thumbs up Permits Municipal Absentee Policies – A-2784 (McKeon/D-27; Malone/R-30; Coutinho/D-29; Johnson/D-37; Cruz-Perez/D-5): Senate passed 38-0, sent to the Governor. Permits municipalities to establish strict absentee policies for members of authorities, boards and commissions established by the municipalities in order to better enable these entities to function. The bill also requires municipalities to compile and maintain a roster of its local authorities, boards and commissions in order to provide information to residents interested in serving their municipality. It also sets forth a model form for municipalities to provide to those interested in serving on a municipal authority, board or commission.
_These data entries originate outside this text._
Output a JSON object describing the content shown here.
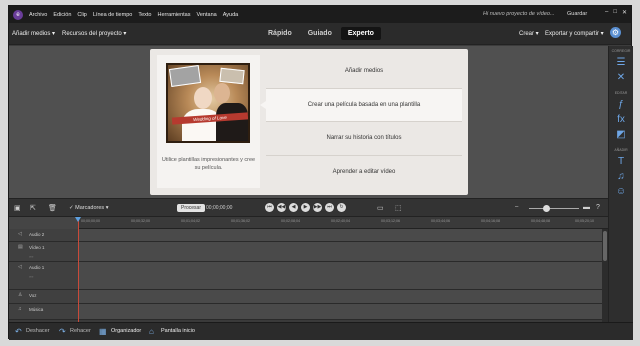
{
  "menubar": {
    "logo_glyph": "e",
    "items": [
      "Archivo",
      "Edición",
      "Clip",
      "Línea de tiempo",
      "Texto",
      "Herramientas",
      "Ventana",
      "Ayuda"
    ],
    "project_name": "Hi nuevo proyecto de vídeo...",
    "save_label": "Guardar",
    "window_controls": [
      "–",
      "□",
      "✕"
    ]
  },
  "toolbar": {
    "add_media": "Añadir medios",
    "project_assets": "Recursos del proyecto",
    "modes": [
      "Rápido",
      "Guiado",
      "Experto"
    ],
    "active_mode": "Experto",
    "create": "Crear",
    "export_share": "Exportar y compartir",
    "settings_icon": "gear-icon"
  },
  "card": {
    "ribbon_text": "Wedding of Love",
    "description": "Utilice plantillas impresionantes y cree su película.",
    "actions": [
      "Añadir medios",
      "Crear una película basada en una plantilla",
      "Narrar su historia con títulos",
      "Aprender a editar vídeo"
    ]
  },
  "right_panel": {
    "sections": [
      "CORREGIR",
      "EDITAR",
      "AÑADIR"
    ],
    "correct_icons": [
      "sliders-icon",
      "tools-icon"
    ],
    "edit_icons": [
      "effects-icon",
      "fx-icon",
      "color-icon"
    ],
    "add_icons": [
      "title-icon",
      "music-icon",
      "graphics-icon"
    ]
  },
  "timeline": {
    "markers_label": "Marcadores",
    "process_label": "Procesar",
    "timecode": "00;00;00;00",
    "transport": [
      "⏮",
      "◀◀",
      "◀",
      "▶",
      "▶▶",
      "⏭",
      "↻"
    ],
    "ruler_ticks": [
      "00;00;00;00",
      "00;00;32;00",
      "00;01;04;02",
      "00;01;36;02",
      "00;02;08;04",
      "00;02;40;04",
      "00;03;12;06",
      "00;03;44;06",
      "00;04;16;08",
      "00;04;48;08",
      "00;05;20;10"
    ],
    "tracks": [
      {
        "name": "Audio 2"
      },
      {
        "name": "Vídeo 1"
      },
      {
        "name": "Audio 1"
      },
      {
        "name": "Voz"
      },
      {
        "name": "Música"
      }
    ]
  },
  "statusbar": {
    "undo": "Deshacer",
    "redo": "Rehacer",
    "organizer": "Organizador",
    "home": "Pantalla inicio"
  }
}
under review Expanding Employment Protection to Emergency Responders: A-1263 (Moriarty/D-4; Burzichelli/D-3; Love/D-4): Assembly passed 76-3. The Emergency Responders Employment Protection Act would provide employment protection for volunteer emergency responders who, because they are providing emergency services in response to a state of emergency or emergency call, fail to report to work.


thumbs up Improving NJ’s Corporate Governance Laws – A-2884 (Albano/D-1; DeAngelo/D-14; Love/D-4; Diegnan/D-18; Watson Coleman/D-15; Lampitt/D-6) and A-2885 (Milam/D-1; Love/D-4; Albano/D-1; Diegnan/D-18; Watson Coleman/D-15; Lampitt/D-6): Senate passed A-2884 by a vote of 38-0 and A-2885 by a vote of 37-1. Both bills were sent to the Governor. The bills are designed to update New Jersey's corporate governance laws to make it easier for corporations to conduct business in the state. Many of the legislative changes proposed are modeled on Delaware General Corporation Law, such as increasing the options by which a corporation can merge, acquire or consolidate with a non-incorporated business.
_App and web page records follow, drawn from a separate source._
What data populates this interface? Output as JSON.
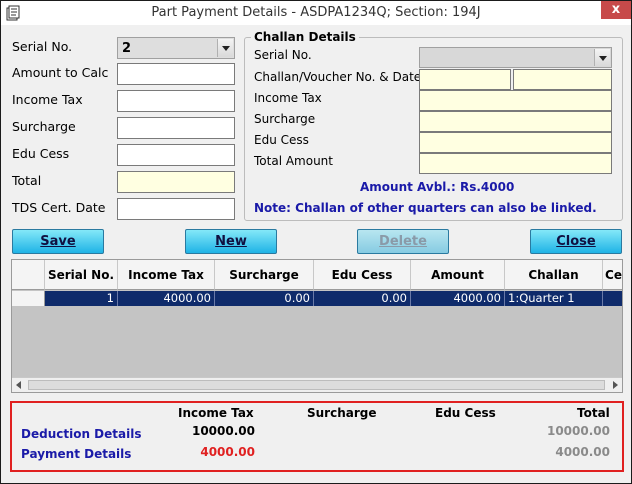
{
  "window": {
    "title": "Part Payment Details - ASDPA1234Q; Section: 194J",
    "close_label": "x"
  },
  "left_form": {
    "serial_label": "Serial No.",
    "serial_value": "2",
    "amount_label": "Amount to Calc",
    "income_tax_label": "Income Tax",
    "surcharge_label": "Surcharge",
    "edu_cess_label": "Edu Cess",
    "total_label": "Total",
    "tds_date_label": "TDS Cert. Date"
  },
  "challan": {
    "legend": "Challan Details",
    "serial_label": "Serial No.",
    "voucher_label": "Challan/Voucher No. & Date",
    "income_tax_label": "Income Tax",
    "surcharge_label": "Surcharge",
    "edu_cess_label": "Edu Cess",
    "total_label": "Total Amount",
    "amount_avbl": "Amount Avbl.: Rs.4000",
    "note": "Note: Challan of other quarters can also be linked."
  },
  "buttons": {
    "save": "Save",
    "new": "New",
    "delete": "Delete",
    "close": "Close"
  },
  "grid": {
    "columns": [
      "Serial No.",
      "Income Tax",
      "Surcharge",
      "Edu Cess",
      "Amount",
      "Challan",
      "Ce"
    ],
    "rows": [
      {
        "serial": "1",
        "income_tax": "4000.00",
        "surcharge": "0.00",
        "edu_cess": "0.00",
        "amount": "4000.00",
        "challan": "1:Quarter 1"
      }
    ]
  },
  "summary": {
    "headers": {
      "income_tax": "Income Tax",
      "surcharge": "Surcharge",
      "edu_cess": "Edu Cess",
      "total": "Total"
    },
    "deduction": {
      "label": "Deduction Details",
      "income_tax": "10000.00",
      "total": "10000.00"
    },
    "payment": {
      "label": "Payment Details",
      "income_tax": "4000.00",
      "total": "4000.00"
    }
  },
  "colors": {
    "accent_blue": "#1a1aa8",
    "highlight_red": "#e02020",
    "selected_row": "#0f2b6b",
    "button_cyan": "#1fb3e6",
    "field_yellow": "#ffffe1"
  }
}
thumbs up Extending Investments in the State’s Pension Funds – S-2552 (Sweeney/D-3; O'Toole/R-40; Schaer/D-36; Gusciora/D-15): Assembly passed 65-12, sent to the Governor. Provides the Division of Investment and the State Investment Council with more investment options for the state's Cash Management and pension funds for one year. The bill is intended to provide liquidity to New Jersey community banks and to provide the Director of the Division of Investment with the flexibility to safeguard the value of the fund portfolios.